### TASK INSTRUCTIONS
Extract all lines from the data beneath that include the word "boxoffice".

(App and web page records)

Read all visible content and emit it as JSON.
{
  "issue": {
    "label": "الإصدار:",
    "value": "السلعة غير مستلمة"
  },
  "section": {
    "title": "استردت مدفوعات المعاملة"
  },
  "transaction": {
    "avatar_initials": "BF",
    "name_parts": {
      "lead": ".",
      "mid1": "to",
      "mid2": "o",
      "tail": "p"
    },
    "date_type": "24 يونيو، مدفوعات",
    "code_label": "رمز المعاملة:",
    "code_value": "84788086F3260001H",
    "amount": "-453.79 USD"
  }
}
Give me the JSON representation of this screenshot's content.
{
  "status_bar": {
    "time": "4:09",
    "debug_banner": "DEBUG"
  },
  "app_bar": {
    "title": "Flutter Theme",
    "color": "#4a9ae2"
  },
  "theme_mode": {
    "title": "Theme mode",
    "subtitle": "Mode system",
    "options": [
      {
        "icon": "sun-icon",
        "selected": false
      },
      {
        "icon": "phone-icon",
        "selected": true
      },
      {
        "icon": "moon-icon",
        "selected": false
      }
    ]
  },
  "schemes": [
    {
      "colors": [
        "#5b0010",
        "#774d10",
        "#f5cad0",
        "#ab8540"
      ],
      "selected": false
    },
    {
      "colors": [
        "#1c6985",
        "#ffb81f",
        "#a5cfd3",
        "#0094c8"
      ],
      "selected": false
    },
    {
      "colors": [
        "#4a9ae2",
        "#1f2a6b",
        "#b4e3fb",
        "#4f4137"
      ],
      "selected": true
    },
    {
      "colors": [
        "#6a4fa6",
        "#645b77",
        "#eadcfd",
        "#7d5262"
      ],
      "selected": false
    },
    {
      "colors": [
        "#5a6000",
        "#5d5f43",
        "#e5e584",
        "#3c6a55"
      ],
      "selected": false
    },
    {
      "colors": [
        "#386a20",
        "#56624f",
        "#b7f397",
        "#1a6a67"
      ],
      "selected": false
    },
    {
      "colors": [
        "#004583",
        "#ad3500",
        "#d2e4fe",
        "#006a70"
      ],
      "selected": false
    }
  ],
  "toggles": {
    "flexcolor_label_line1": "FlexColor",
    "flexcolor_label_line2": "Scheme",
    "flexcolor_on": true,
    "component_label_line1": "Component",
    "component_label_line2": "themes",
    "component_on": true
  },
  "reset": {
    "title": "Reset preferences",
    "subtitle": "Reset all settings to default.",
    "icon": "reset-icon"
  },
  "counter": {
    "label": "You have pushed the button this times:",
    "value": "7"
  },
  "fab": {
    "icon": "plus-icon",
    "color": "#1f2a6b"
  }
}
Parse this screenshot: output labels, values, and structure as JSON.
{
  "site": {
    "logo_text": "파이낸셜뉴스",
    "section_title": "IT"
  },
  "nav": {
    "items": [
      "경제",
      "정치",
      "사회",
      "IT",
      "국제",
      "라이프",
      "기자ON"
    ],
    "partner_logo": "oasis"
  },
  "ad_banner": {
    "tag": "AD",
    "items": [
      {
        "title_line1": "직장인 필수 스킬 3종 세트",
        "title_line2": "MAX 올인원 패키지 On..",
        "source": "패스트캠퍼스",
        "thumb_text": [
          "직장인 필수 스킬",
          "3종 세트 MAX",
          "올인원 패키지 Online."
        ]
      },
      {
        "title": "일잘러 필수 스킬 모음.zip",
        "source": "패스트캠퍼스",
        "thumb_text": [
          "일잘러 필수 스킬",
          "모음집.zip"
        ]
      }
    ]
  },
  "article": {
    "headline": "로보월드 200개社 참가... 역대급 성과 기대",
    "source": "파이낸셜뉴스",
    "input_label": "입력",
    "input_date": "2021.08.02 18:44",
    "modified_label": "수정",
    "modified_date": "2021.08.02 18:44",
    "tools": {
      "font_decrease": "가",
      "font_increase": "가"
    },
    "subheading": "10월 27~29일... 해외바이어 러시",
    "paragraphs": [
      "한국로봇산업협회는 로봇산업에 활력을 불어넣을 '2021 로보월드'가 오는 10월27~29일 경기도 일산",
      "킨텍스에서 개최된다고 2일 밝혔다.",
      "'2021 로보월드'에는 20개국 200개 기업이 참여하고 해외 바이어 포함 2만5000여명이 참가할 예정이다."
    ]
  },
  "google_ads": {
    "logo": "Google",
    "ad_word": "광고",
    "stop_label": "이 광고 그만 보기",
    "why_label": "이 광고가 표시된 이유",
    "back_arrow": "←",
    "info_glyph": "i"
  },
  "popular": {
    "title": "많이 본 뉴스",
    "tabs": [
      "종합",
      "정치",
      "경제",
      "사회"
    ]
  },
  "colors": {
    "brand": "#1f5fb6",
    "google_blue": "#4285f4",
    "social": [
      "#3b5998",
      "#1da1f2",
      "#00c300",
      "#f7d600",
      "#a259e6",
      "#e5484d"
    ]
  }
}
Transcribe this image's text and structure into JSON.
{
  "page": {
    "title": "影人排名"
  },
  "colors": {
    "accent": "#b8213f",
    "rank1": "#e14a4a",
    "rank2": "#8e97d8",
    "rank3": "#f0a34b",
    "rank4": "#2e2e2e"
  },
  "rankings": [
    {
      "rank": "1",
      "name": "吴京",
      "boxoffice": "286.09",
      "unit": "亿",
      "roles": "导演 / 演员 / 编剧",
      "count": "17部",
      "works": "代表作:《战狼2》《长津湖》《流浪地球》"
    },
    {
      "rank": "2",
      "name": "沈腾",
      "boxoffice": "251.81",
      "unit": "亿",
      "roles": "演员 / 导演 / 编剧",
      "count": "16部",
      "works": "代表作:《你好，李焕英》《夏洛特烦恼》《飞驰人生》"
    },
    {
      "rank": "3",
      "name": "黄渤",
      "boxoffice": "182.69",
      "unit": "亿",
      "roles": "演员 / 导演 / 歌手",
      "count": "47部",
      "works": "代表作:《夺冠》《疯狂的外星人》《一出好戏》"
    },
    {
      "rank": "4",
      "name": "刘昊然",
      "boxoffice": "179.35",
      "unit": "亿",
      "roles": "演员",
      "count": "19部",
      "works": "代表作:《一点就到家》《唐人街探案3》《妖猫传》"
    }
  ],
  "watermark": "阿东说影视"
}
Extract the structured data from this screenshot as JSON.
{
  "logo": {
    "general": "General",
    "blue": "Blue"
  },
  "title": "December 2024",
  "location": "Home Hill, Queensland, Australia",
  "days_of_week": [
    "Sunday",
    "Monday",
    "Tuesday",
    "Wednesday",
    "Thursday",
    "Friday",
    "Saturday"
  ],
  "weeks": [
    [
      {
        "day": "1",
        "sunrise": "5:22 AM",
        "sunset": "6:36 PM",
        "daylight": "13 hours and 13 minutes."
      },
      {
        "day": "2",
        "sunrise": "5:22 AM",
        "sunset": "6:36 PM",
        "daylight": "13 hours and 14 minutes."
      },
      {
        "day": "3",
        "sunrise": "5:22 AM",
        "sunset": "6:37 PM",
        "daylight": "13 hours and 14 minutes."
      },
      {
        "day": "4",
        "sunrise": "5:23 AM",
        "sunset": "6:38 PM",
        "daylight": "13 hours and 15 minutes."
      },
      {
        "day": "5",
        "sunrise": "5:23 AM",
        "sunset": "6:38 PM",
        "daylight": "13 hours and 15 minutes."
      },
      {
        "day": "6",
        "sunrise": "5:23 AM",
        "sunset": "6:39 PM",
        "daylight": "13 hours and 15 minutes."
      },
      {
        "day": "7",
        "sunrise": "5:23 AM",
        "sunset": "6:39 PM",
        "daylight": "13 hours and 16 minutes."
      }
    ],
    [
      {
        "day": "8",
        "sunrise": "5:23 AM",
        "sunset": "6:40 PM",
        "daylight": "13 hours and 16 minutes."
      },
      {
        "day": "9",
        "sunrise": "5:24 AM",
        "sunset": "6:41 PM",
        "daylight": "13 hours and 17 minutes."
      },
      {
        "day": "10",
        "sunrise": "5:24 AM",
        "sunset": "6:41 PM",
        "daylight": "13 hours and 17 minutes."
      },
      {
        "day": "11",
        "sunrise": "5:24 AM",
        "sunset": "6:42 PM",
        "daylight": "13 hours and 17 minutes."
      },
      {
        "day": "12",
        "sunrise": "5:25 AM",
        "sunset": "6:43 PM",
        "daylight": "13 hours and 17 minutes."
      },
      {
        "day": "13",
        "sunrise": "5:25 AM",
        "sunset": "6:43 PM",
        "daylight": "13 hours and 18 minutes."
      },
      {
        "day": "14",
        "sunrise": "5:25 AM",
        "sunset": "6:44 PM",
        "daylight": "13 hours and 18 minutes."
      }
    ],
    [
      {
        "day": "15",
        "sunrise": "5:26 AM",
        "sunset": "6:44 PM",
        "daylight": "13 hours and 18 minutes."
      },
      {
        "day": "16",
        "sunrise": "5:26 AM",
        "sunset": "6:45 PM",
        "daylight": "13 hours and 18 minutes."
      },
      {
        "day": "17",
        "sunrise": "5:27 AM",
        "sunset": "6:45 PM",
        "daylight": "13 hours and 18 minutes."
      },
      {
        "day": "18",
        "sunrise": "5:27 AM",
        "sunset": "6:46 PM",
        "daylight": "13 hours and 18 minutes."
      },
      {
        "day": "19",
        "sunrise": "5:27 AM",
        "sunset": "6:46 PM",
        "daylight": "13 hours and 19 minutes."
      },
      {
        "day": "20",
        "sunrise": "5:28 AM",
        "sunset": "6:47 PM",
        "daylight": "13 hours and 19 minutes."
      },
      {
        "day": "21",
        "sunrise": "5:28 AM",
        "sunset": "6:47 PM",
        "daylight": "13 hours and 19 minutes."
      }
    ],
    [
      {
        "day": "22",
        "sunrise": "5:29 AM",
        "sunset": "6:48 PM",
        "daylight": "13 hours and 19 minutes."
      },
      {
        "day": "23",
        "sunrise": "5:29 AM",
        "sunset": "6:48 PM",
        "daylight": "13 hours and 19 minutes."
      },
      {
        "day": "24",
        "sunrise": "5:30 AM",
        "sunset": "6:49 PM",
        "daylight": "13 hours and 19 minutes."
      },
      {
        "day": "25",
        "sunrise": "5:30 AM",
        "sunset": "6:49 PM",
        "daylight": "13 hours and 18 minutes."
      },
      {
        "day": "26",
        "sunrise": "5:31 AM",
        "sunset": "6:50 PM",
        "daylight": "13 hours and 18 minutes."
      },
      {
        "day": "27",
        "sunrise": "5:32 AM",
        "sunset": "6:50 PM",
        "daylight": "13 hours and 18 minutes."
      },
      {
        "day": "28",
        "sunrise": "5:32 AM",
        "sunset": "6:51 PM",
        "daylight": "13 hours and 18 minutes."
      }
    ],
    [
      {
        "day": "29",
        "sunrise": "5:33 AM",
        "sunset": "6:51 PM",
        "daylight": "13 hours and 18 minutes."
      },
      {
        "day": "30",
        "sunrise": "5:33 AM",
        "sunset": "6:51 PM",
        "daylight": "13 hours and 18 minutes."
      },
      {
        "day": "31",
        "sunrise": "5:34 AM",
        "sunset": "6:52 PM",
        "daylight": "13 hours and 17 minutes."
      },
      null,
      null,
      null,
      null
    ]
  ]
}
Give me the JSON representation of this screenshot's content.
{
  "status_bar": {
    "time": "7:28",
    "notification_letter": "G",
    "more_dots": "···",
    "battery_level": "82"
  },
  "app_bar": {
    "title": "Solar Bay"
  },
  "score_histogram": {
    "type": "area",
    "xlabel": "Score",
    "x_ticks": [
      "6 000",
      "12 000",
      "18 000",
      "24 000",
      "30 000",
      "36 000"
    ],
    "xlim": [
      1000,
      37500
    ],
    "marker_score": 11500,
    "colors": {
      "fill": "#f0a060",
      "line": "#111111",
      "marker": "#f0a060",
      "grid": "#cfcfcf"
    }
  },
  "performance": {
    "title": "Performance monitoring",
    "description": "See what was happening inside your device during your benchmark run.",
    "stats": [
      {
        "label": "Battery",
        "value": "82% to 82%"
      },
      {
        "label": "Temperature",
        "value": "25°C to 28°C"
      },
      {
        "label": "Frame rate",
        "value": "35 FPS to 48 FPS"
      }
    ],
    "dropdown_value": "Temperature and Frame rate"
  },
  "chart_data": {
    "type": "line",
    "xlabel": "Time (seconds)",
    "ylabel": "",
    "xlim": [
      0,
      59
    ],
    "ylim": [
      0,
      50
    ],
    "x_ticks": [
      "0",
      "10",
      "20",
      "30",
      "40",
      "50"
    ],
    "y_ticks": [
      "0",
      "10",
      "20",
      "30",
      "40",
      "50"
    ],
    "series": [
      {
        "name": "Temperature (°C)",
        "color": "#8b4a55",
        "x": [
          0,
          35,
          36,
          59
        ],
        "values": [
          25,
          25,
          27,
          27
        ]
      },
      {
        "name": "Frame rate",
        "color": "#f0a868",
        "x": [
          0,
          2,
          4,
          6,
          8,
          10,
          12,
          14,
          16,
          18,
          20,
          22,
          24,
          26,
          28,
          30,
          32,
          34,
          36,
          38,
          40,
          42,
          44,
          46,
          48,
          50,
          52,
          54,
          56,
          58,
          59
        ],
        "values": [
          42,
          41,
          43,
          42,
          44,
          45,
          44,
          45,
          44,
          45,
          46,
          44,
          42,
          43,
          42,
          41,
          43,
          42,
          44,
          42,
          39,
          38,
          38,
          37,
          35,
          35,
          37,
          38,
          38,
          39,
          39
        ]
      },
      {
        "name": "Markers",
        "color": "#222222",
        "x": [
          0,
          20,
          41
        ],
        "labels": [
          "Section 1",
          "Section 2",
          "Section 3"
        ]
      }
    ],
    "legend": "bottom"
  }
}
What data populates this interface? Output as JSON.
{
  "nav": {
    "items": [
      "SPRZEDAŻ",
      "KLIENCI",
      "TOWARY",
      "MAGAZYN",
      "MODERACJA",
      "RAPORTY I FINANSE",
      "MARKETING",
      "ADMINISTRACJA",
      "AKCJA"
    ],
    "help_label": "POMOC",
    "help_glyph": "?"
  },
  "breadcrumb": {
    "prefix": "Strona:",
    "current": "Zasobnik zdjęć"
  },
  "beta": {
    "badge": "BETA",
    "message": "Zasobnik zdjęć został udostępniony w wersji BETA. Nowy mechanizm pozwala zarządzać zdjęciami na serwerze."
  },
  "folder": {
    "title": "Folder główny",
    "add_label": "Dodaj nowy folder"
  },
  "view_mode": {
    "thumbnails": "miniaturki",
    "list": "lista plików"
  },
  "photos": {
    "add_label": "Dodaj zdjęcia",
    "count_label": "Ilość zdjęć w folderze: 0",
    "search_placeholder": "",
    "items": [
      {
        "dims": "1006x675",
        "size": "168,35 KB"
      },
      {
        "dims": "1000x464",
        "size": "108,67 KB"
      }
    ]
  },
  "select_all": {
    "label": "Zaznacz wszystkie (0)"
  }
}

### OUTPUT OF THE EXERCISE
      "boxoffice": "286.09",
      "boxoffice": "251.81",
      "boxoffice": "182.69",
      "boxoffice": "179.35",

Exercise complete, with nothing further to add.